Relative reversibility error
The relative reversibility error is the difference of the output signals when measuring the same torque applied in increasing and decreasing steps (see Fig. 4). The specified value is the maximum deviation (according to absolute value) in the measuring range. It is specified as a percentage of the sensitivity C.
The relative reversibility error is a measure of hysteresis, that is, the difference between the characteristic curves determined with increasing and decreasing torque. For determining the relative reversibility error, a load cycle from zero torque through nominal torque and back is recorded. The practical calculation is based on measurements at a number of predefined points in the load cycle (e.g. 0 %, 50 %, 100 % of Mnom).

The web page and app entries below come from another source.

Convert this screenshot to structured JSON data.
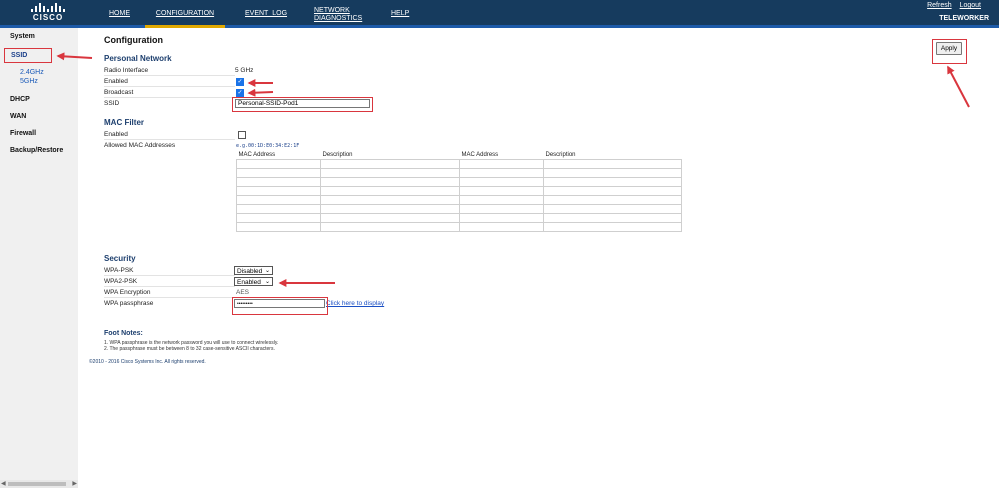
{
  "header": {
    "logo_text": "CISCO",
    "nav": [
      "HOME",
      "CONFIGURATION",
      "EVENT_LOG",
      "NETWORK DIAGNOSTICS",
      "HELP"
    ],
    "refresh_label": "Refresh",
    "logout_label": "Logout",
    "site_name": "TELEWORKER",
    "bg_color": "#163b5e",
    "active_tab_color": "#e0a800"
  },
  "sidebar": {
    "items": [
      "System",
      "SSID",
      "DHCP",
      "WAN",
      "Firewall",
      "Backup/Restore"
    ],
    "ssid_subitems": [
      "2.4GHz",
      "5GHz"
    ]
  },
  "page": {
    "title": "Configuration",
    "apply_label": "Apply"
  },
  "personal_network": {
    "heading": "Personal Network",
    "radio_interface_label": "Radio Interface",
    "radio_interface_value": "5 GHz",
    "enabled_label": "Enabled",
    "enabled_checked": true,
    "broadcast_label": "Broadcast",
    "broadcast_checked": true,
    "ssid_label": "SSID",
    "ssid_value": "Personal-SSID-Pod1"
  },
  "mac_filter": {
    "heading": "MAC Filter",
    "enabled_label": "Enabled",
    "enabled_checked": false,
    "allowed_label": "Allowed MAC Addresses",
    "hint": "e.g.00:1D:E0:34:E2:1F",
    "columns": [
      "MAC Address",
      "Description",
      "MAC Address",
      "Description"
    ],
    "row_count": 8
  },
  "security": {
    "heading": "Security",
    "wpa_psk_label": "WPA-PSK",
    "wpa_psk_value": "Disabled",
    "wpa2_psk_label": "WPA2-PSK",
    "wpa2_psk_value": "Enabled",
    "encryption_label": "WPA Encryption",
    "encryption_value": "AES",
    "passphrase_label": "WPA passphrase",
    "passphrase_value": "•••••••••",
    "display_link": "Click here to display"
  },
  "footnotes": {
    "title": "Foot Notes:",
    "items": [
      "1.  WPA passphrase is the network password you will use to connect wirelessly.",
      "2.  The passphrase must be between 8 to 32 case-sensitive ASCII characters."
    ],
    "copyright": "©2010 - 2016 Cisco Systems Inc. All rights reserved."
  },
  "annotation_color": "#d9363e"
}
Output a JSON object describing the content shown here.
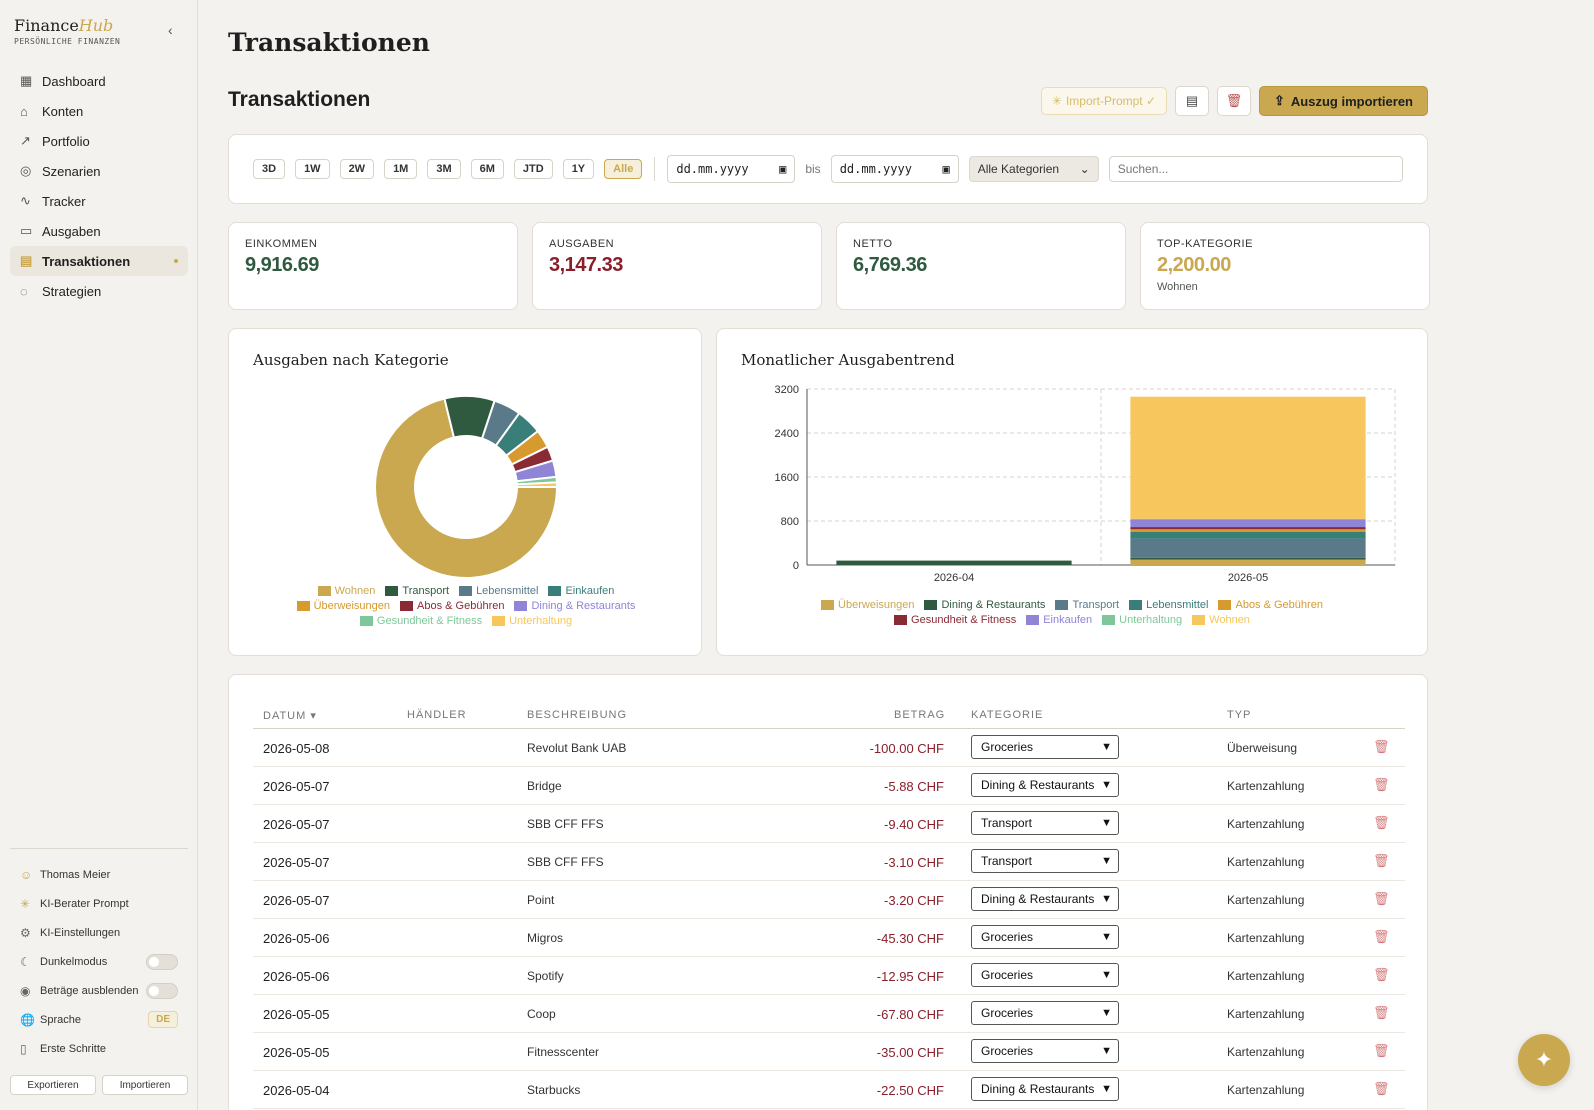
{
  "brand": {
    "name_part1": "Finance",
    "name_part2": "Hub",
    "subtitle": "PERSÖNLICHE FINANZEN"
  },
  "nav": [
    {
      "label": "Dashboard",
      "icon": "dashboard-icon",
      "glyph": "▦"
    },
    {
      "label": "Konten",
      "icon": "bank-icon",
      "glyph": "⌂"
    },
    {
      "label": "Portfolio",
      "icon": "trend-up-icon",
      "glyph": "↗"
    },
    {
      "label": "Szenarien",
      "icon": "target-icon",
      "glyph": "◎"
    },
    {
      "label": "Tracker",
      "icon": "pulse-icon",
      "glyph": "∿"
    },
    {
      "label": "Ausgaben",
      "icon": "card-icon",
      "glyph": "▭"
    },
    {
      "label": "Transaktionen",
      "icon": "receipt-icon",
      "glyph": "▤",
      "active": true
    },
    {
      "label": "Strategien",
      "icon": "piggy-bank-icon",
      "glyph": "◌"
    }
  ],
  "sidebar_bottom": {
    "user": "Thomas Meier",
    "ai_prompt": "KI-Berater Prompt",
    "ai_settings": "KI-Einstellungen",
    "dark_mode": "Dunkelmodus",
    "hide_amounts": "Beträge ausblenden",
    "language": "Sprache",
    "language_value": "DE",
    "getting_started": "Erste Schritte",
    "export": "Exportieren",
    "import": "Importieren"
  },
  "page": {
    "title": "Transaktionen",
    "section_title": "Transaktionen",
    "import_prompt": "Import-Prompt ✓",
    "import_statement": "Auszug importieren"
  },
  "filters": {
    "ranges": [
      "3D",
      "1W",
      "2W",
      "1M",
      "3M",
      "6M",
      "JTD",
      "1Y",
      "Alle"
    ],
    "active_range": "Alle",
    "date_placeholder": "dd.mm.yyyy",
    "bis": "bis",
    "category": "Alle Kategorien",
    "search_placeholder": "Suchen..."
  },
  "kpis": [
    {
      "label": "EINKOMMEN",
      "value": "9,916.69",
      "color": "#2f5a3f"
    },
    {
      "label": "AUSGABEN",
      "value": "3,147.33",
      "color": "#8a1f2b"
    },
    {
      "label": "NETTO",
      "value": "6,769.36",
      "color": "#2f5a3f"
    },
    {
      "label": "TOP-KATEGORIE",
      "value": "2,200.00",
      "color": "#c9a84f",
      "sub": "Wohnen"
    }
  ],
  "colors": {
    "Wohnen": "#c9a84f",
    "Transport": "#2f5a3f",
    "Lebensmittel": "#5a7a8a",
    "Einkaufen": "#3a7e7a",
    "Überweisungen": "#d69a2e",
    "Abos & Gebühren": "#8a2a35",
    "Dining & Restaurants": "#8f84d6",
    "Gesundheit & Fitness": "#7fc79a",
    "Unterhaltung": "#f7c65c"
  },
  "chart_data": [
    {
      "type": "pie",
      "title": "Ausgaben nach Kategorie",
      "categories": [
        "Wohnen",
        "Transport",
        "Lebensmittel",
        "Einkaufen",
        "Überweisungen",
        "Abos & Gebühren",
        "Dining & Restaurants",
        "Gesundheit & Fitness",
        "Unterhaltung"
      ],
      "values": [
        2200,
        275,
        150,
        140,
        100,
        80,
        90,
        30,
        25
      ],
      "legend_colors": [
        "#c9a84f",
        "#2f5a3f",
        "#5a7a8a",
        "#3a7e7a",
        "#d69a2e",
        "#8a2a35",
        "#8f84d6",
        "#7fc79a",
        "#f7c65c"
      ],
      "legend_text_colors": [
        "#c9a84f",
        "#2f5a3f",
        "#5a7a8a",
        "#3a7e7a",
        "#d69a2e",
        "#8a2a35",
        "#8f84d6",
        "#7fc79a",
        "#f7c65c"
      ],
      "legend": "bottom"
    },
    {
      "type": "bar",
      "stacked": true,
      "title": "Monatlicher Ausgabentrend",
      "categories": [
        "2026-04",
        "2026-05"
      ],
      "ylim": [
        0,
        3200
      ],
      "yticks": [
        0,
        800,
        1600,
        2400,
        3200
      ],
      "grid": true,
      "legend": "bottom",
      "series": [
        {
          "name": "Überweisungen",
          "color": "#c9a84f",
          "values": [
            0,
            100
          ]
        },
        {
          "name": "Dining & Restaurants",
          "color": "#2f5a3f",
          "values": [
            80,
            30
          ]
        },
        {
          "name": "Transport",
          "color": "#5a7a8a",
          "values": [
            0,
            350
          ]
        },
        {
          "name": "Lebensmittel",
          "color": "#3a7e7a",
          "values": [
            0,
            120
          ]
        },
        {
          "name": "Abos & Gebühren",
          "color": "#d69a2e",
          "values": [
            0,
            50
          ]
        },
        {
          "name": "Gesundheit & Fitness",
          "color": "#8a2a35",
          "values": [
            0,
            40
          ]
        },
        {
          "name": "Einkaufen",
          "color": "#8f84d6",
          "values": [
            0,
            140
          ]
        },
        {
          "name": "Unterhaltung",
          "color": "#7fc79a",
          "values": [
            0,
            10
          ]
        },
        {
          "name": "Wohnen",
          "color": "#f7c65c",
          "values": [
            0,
            2220
          ]
        }
      ]
    }
  ],
  "table": {
    "headers": {
      "date": "DATUM ▾",
      "merchant": "HÄNDLER",
      "description": "BESCHREIBUNG",
      "amount": "BETRAG",
      "category": "KATEGORIE",
      "type": "TYP"
    },
    "rows": [
      {
        "date": "2026-05-08",
        "merchant": "",
        "description": "Revolut Bank UAB",
        "amount": "-100.00 CHF",
        "category": "Groceries",
        "type": "Überweisung"
      },
      {
        "date": "2026-05-07",
        "merchant": "",
        "description": "Bridge",
        "amount": "-5.88 CHF",
        "category": "Dining & Restaurants",
        "type": "Kartenzahlung"
      },
      {
        "date": "2026-05-07",
        "merchant": "",
        "description": "SBB CFF FFS",
        "amount": "-9.40 CHF",
        "category": "Transport",
        "type": "Kartenzahlung"
      },
      {
        "date": "2026-05-07",
        "merchant": "",
        "description": "SBB CFF FFS",
        "amount": "-3.10 CHF",
        "category": "Transport",
        "type": "Kartenzahlung"
      },
      {
        "date": "2026-05-07",
        "merchant": "",
        "description": "Point",
        "amount": "-3.20 CHF",
        "category": "Dining & Restaurants",
        "type": "Kartenzahlung"
      },
      {
        "date": "2026-05-06",
        "merchant": "",
        "description": "Migros",
        "amount": "-45.30 CHF",
        "category": "Groceries",
        "type": "Kartenzahlung"
      },
      {
        "date": "2026-05-06",
        "merchant": "",
        "description": "Spotify",
        "amount": "-12.95 CHF",
        "category": "Groceries",
        "type": "Kartenzahlung"
      },
      {
        "date": "2026-05-05",
        "merchant": "",
        "description": "Coop",
        "amount": "-67.80 CHF",
        "category": "Groceries",
        "type": "Kartenzahlung"
      },
      {
        "date": "2026-05-05",
        "merchant": "",
        "description": "Fitnesscenter",
        "amount": "-35.00 CHF",
        "category": "Groceries",
        "type": "Kartenzahlung"
      },
      {
        "date": "2026-05-04",
        "merchant": "",
        "description": "Starbucks",
        "amount": "-22.50 CHF",
        "category": "Dining & Restaurants",
        "type": "Kartenzahlung"
      }
    ]
  }
}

Hysteresis describes the dependency of the measuring signal on the transducer’s loading history. It is of particular importance if a transducer is used for a wide measuring range and no unloading takes place between acquiring two relevant measurement points. The most extreme case is the use from zero torque up to nominal torque. The effect of hysteresis occurring during a partial load cycle is usually significantly smaller than the hysteresis during a load cycle covering the entire nominal torque range.
Fig. 4: Determination of the relative reversibility error dhy from a load-relieve cycle (here based on the load steps 0 %, 50 %, 100 % Mnom). The value to be specified is the maximum reversibility error of the given load steps (here dhy,0 and dhy,50)